California ‘Wal-Mart’ Bill Vetoed

Published November 1, 2006

Among the bills vetoed by California Gov. Arnold Schwarzenegger (R) in September was a plan to impose a Maryland-style “Wal-Mart law” on large retailers.

S.B. 1414, sponsored by state Sen. Carole Migden (D-San Francisco), would have forced employers with more than 10,000 workers statewide to spend at least 8 percent of total wages on their health benefits or pay a penalty of approximately the same dollar amount to the state.

In July, a federal court struck down Maryland’s Wal-Mart law–so named because Wal-Mart was the only private-sector employer in the state with more than 10,000 workers. California has 69 such corporations.

“This bill does nothing to address the health care challenges we face,” Schwarzenegger said in his September 13 veto message. “Singling out large employers and requiring them to spend an arbitrary amount on health care does nothing to lower costs or guarantee that even one more person has health care coverage.”

‘Mixed Signals’

Migden disagreed. “Try telling that to the 40,000 Wal-Mart employees that would have received real health care benefits,” she told the San Francisco Chronicle on September 14.

John R. Graham, director of health care studies at the Pacific Research Institute, a public policy research group in San Francisco, said Schwarzenegger “sends mixed signals on health policy.”

“By vetoing the job-killing Wal-Mart bill, as well S.B. 840, he’s delivered a one-two punch against more state intervention,” Graham said. “However, he still has to explain how his prescription drug price control plan and uncritically increased spending on government health programs achieve his goal of a health system controlled by patients rather than politicians.”

Karla Dial ([email protected]) is managing editor of Health Care News.

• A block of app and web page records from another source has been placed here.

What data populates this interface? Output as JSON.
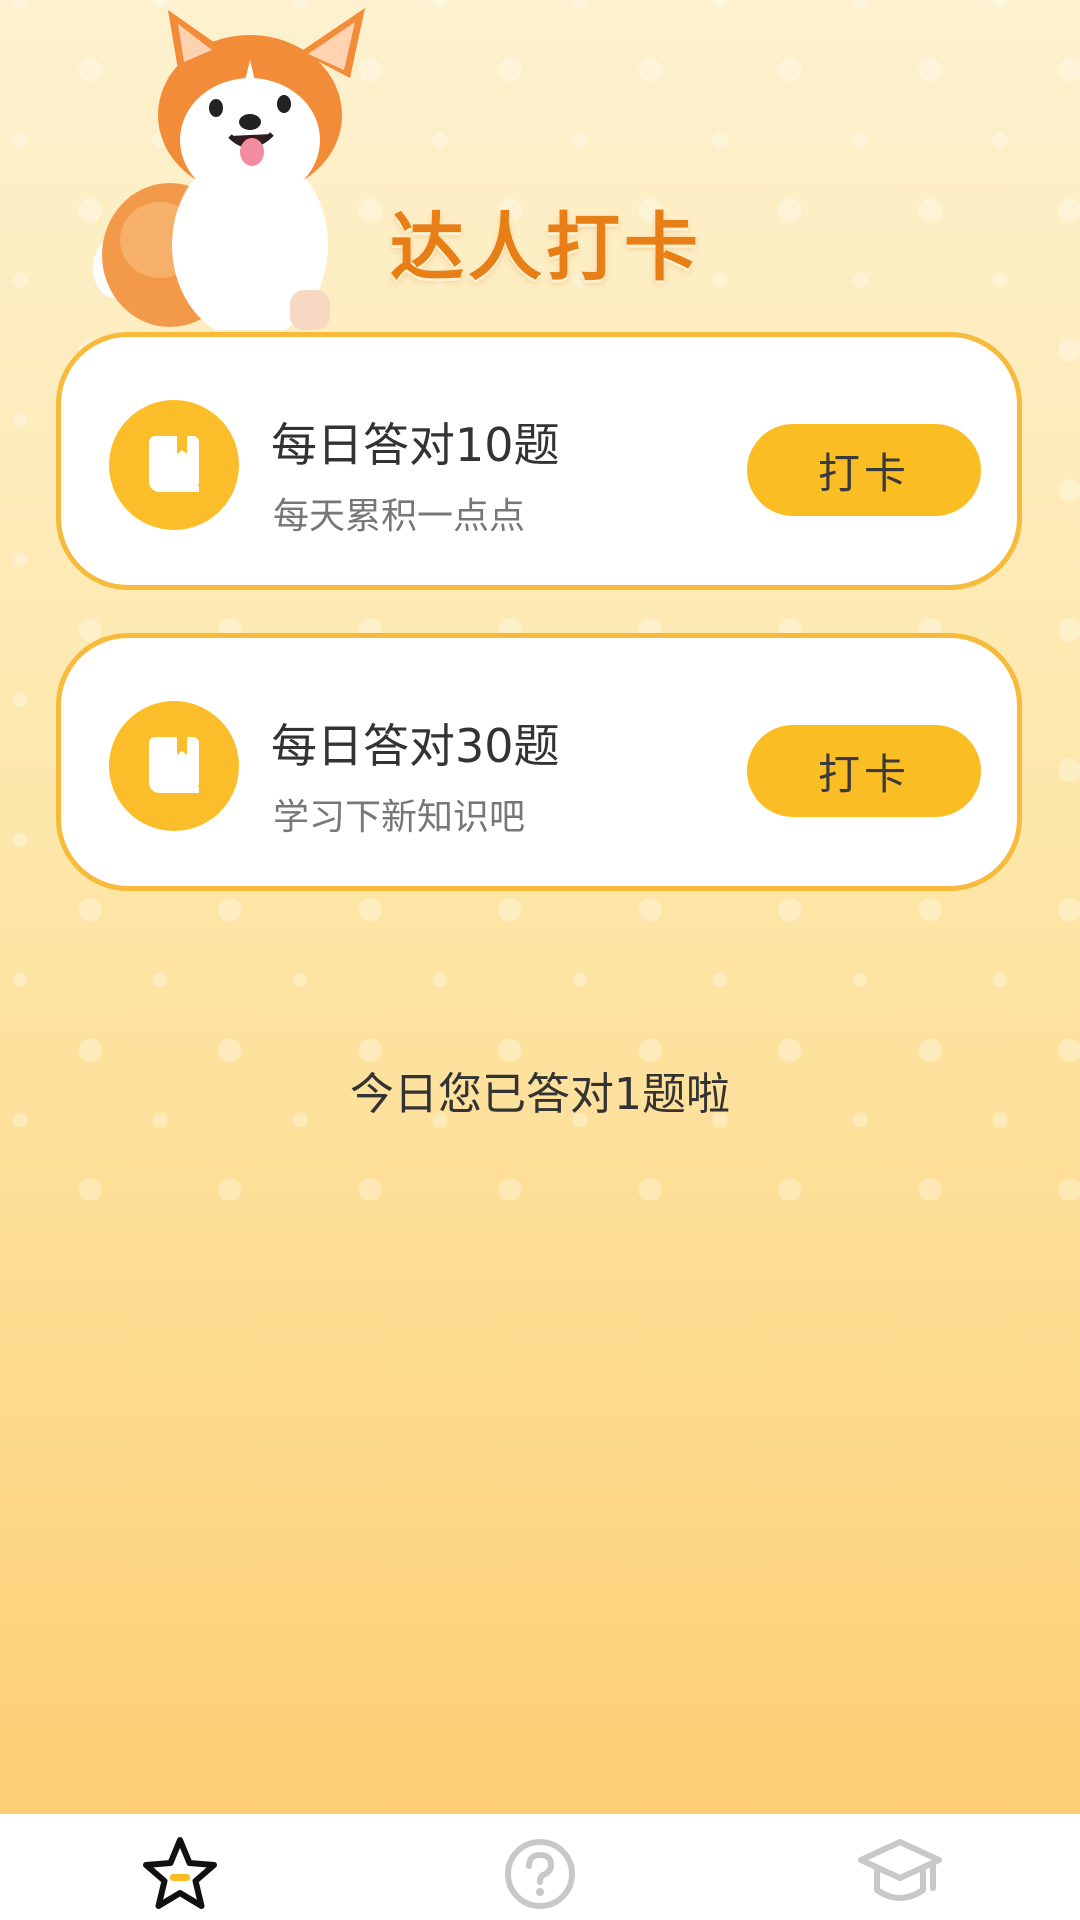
{
  "header": {
    "title": "达人打卡",
    "mascot": "corgi-mascot"
  },
  "tasks": [
    {
      "icon": "book-icon",
      "title": "每日答对10题",
      "subtitle": "每天累积一点点",
      "button_label": "打卡"
    },
    {
      "icon": "book-icon",
      "title": "每日答对30题",
      "subtitle": "学习下新知识吧",
      "button_label": "打卡"
    }
  ],
  "status": {
    "today_text": "今日您已答对1题啦"
  },
  "bottom_nav": {
    "items": [
      {
        "icon": "star-icon",
        "active": true
      },
      {
        "icon": "question-circle-icon",
        "active": false
      },
      {
        "icon": "graduation-cap-icon",
        "active": false
      }
    ]
  },
  "colors": {
    "accent": "#fbbd24",
    "card_border": "#f7ba3a",
    "title_orange": "#e77e16",
    "background_top": "#fdf1cf",
    "background_bottom": "#fdcb6d"
  }
}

For more information …

“‘Wal-Mart Law’ Overturned in Maryland,” by Charlotte LoBuono, Health Care News, September 1, 2006,